# [EXERCISE AIM]
Filter the records down to the lines that hold the word "axis", and copy each of those lines.

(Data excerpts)

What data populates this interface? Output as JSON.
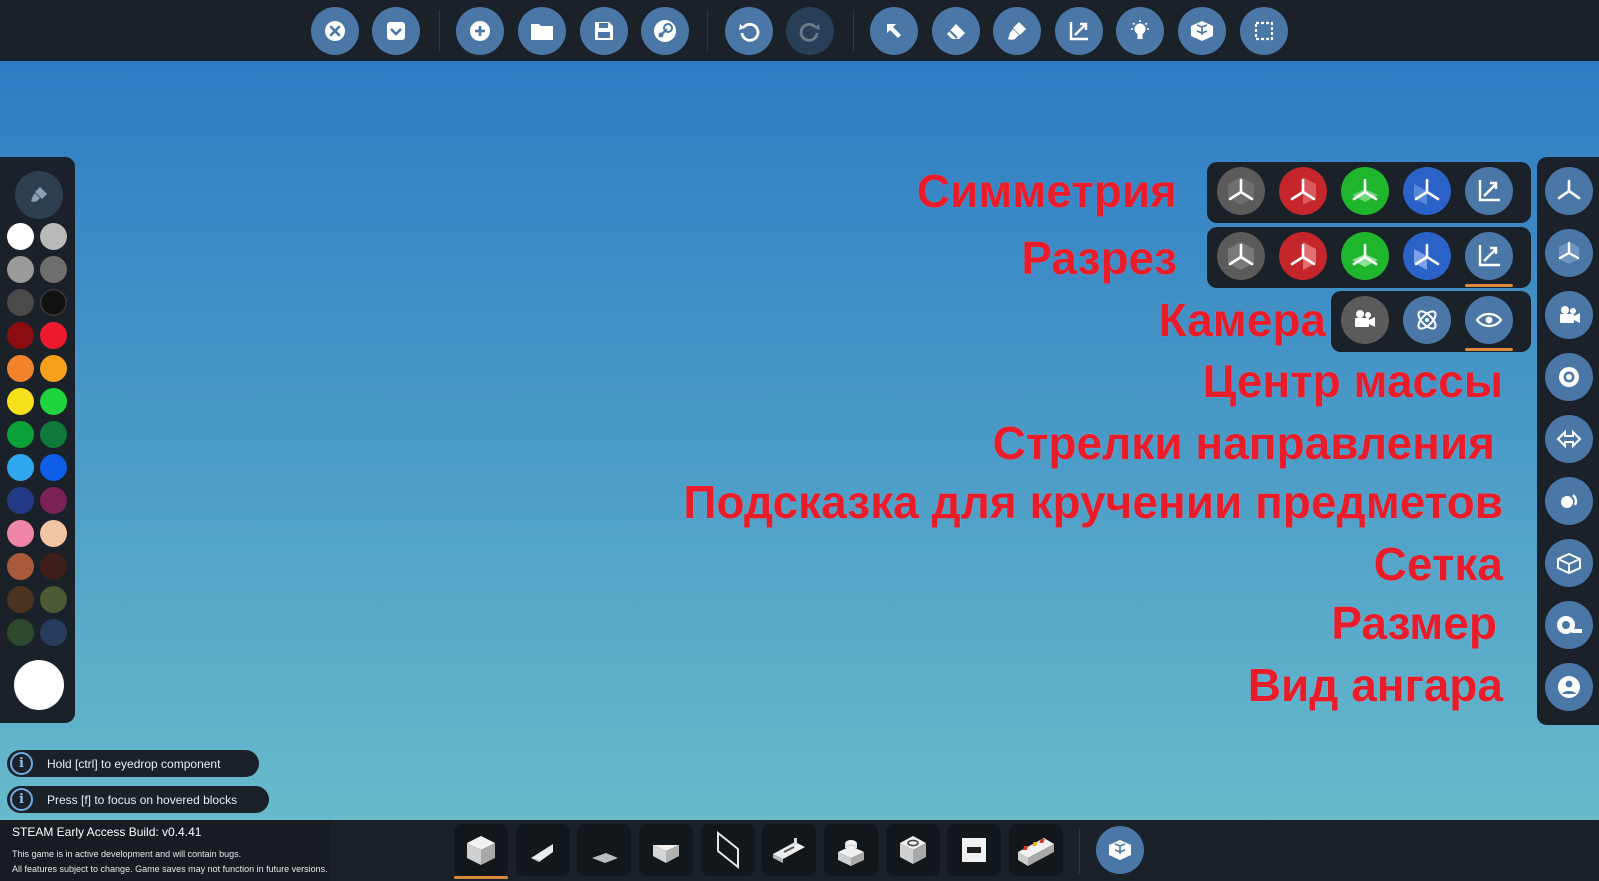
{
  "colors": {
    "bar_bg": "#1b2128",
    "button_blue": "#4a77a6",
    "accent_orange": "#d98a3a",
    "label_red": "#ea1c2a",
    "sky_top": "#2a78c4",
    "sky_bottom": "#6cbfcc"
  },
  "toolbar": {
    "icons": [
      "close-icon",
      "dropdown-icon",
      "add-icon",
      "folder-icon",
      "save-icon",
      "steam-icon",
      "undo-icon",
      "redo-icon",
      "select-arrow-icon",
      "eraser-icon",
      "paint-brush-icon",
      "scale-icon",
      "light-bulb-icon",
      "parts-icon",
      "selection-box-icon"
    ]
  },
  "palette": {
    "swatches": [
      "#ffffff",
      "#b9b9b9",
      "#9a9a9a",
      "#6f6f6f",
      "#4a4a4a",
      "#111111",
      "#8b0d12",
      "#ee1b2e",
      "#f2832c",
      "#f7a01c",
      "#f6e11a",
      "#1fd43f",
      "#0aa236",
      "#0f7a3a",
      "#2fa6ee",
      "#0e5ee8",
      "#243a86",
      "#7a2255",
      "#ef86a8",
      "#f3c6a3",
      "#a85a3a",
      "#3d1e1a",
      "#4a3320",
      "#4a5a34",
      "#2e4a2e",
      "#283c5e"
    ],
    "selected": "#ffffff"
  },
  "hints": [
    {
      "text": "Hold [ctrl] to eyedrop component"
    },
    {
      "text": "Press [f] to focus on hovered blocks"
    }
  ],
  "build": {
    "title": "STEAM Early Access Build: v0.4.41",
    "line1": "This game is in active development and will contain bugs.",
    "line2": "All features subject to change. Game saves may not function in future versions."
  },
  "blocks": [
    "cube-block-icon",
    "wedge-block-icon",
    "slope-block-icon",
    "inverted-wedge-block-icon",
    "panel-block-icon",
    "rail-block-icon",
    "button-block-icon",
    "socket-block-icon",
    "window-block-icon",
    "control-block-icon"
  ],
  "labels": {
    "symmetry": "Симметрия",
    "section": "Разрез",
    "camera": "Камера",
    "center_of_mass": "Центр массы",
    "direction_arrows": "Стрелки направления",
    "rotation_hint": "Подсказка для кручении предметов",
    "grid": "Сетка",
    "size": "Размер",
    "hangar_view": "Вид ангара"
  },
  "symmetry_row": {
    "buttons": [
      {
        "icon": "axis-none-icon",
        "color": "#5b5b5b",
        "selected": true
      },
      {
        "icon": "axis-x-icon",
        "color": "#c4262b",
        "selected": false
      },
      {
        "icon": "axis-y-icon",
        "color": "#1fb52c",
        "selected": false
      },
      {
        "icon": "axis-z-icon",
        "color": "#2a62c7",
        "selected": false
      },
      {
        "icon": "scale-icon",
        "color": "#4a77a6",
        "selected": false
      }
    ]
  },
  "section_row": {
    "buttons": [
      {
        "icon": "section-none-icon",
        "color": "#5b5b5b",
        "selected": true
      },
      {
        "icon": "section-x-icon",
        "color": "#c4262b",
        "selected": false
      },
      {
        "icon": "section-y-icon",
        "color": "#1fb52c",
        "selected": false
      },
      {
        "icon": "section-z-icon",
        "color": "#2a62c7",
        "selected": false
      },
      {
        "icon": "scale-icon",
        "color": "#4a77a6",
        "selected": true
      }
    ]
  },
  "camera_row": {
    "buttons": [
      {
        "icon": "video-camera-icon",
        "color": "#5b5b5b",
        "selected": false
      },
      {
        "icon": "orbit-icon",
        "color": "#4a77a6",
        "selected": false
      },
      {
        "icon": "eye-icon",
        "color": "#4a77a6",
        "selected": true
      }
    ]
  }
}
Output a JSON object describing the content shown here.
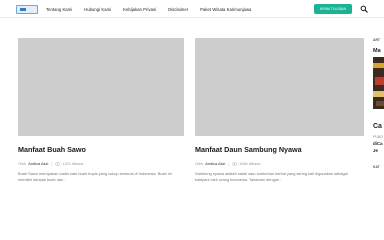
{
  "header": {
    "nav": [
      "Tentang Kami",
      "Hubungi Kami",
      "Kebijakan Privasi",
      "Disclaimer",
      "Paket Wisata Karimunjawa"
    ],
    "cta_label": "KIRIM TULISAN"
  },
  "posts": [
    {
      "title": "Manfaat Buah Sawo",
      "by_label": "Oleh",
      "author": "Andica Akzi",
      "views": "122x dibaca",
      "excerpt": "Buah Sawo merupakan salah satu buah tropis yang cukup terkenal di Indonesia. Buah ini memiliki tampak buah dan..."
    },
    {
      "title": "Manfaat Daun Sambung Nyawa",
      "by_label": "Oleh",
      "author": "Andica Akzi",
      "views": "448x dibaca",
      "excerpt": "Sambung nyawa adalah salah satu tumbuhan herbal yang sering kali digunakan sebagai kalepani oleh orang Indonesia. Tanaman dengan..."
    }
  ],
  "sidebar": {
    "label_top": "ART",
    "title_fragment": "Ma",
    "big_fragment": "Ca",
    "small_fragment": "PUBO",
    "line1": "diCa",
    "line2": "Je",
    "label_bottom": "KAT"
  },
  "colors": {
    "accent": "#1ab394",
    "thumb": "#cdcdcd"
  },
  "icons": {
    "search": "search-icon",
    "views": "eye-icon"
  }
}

# [SOLUTION]
        "icon": "axis-none-icon",
        "icon": "axis-x-icon",
        "icon": "axis-y-icon",
        "icon": "axis-z-icon",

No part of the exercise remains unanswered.